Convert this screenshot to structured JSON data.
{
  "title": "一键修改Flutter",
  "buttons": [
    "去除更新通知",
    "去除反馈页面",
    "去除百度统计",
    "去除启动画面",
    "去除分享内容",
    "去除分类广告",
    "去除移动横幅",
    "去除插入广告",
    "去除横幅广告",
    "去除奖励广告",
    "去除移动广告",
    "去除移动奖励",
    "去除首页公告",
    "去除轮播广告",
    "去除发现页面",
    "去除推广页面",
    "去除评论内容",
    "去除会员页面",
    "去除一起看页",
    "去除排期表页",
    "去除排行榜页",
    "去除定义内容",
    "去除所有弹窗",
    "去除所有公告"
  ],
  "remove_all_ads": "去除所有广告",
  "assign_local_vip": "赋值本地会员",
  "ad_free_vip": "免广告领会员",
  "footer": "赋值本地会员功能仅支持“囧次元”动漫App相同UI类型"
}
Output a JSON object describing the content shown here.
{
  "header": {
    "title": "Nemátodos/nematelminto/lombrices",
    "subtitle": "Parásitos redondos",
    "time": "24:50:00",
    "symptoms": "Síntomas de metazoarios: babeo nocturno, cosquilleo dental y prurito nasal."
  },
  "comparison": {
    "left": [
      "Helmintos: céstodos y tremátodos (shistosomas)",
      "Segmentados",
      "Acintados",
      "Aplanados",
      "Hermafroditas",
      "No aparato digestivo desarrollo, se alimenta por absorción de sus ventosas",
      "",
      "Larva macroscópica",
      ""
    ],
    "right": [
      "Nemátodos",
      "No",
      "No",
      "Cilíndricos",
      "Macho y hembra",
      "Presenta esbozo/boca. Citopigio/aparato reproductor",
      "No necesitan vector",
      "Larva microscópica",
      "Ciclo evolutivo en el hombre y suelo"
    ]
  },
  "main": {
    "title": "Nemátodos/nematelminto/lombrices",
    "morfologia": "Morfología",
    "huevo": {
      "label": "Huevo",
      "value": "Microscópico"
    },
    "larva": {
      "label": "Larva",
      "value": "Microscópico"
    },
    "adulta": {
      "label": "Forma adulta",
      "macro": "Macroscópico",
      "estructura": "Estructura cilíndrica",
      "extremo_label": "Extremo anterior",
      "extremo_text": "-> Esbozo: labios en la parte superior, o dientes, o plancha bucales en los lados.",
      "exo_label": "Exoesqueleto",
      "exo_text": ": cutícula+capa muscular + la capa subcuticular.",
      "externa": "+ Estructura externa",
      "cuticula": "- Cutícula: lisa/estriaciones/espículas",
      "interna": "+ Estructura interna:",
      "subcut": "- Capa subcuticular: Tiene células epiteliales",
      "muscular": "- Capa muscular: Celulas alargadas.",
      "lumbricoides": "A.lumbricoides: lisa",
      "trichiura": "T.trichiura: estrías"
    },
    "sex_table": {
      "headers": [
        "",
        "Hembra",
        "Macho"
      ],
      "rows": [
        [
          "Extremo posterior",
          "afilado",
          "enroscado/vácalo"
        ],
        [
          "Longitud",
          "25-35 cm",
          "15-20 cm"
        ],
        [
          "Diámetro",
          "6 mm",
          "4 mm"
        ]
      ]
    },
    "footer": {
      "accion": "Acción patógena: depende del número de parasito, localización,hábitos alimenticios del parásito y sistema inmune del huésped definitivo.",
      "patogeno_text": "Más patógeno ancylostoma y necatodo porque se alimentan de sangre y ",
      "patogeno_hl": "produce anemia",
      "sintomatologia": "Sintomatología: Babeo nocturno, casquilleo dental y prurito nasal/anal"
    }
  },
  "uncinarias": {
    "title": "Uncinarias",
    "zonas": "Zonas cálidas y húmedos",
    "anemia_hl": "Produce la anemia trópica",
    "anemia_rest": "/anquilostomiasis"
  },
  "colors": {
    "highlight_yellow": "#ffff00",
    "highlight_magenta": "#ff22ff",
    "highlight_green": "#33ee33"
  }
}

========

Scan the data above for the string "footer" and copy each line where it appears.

=== Answer to the exercise ===
  "footer": "赋值本地会员功能仅支持“囧次元”动漫App相同UI类型"
    "footer": {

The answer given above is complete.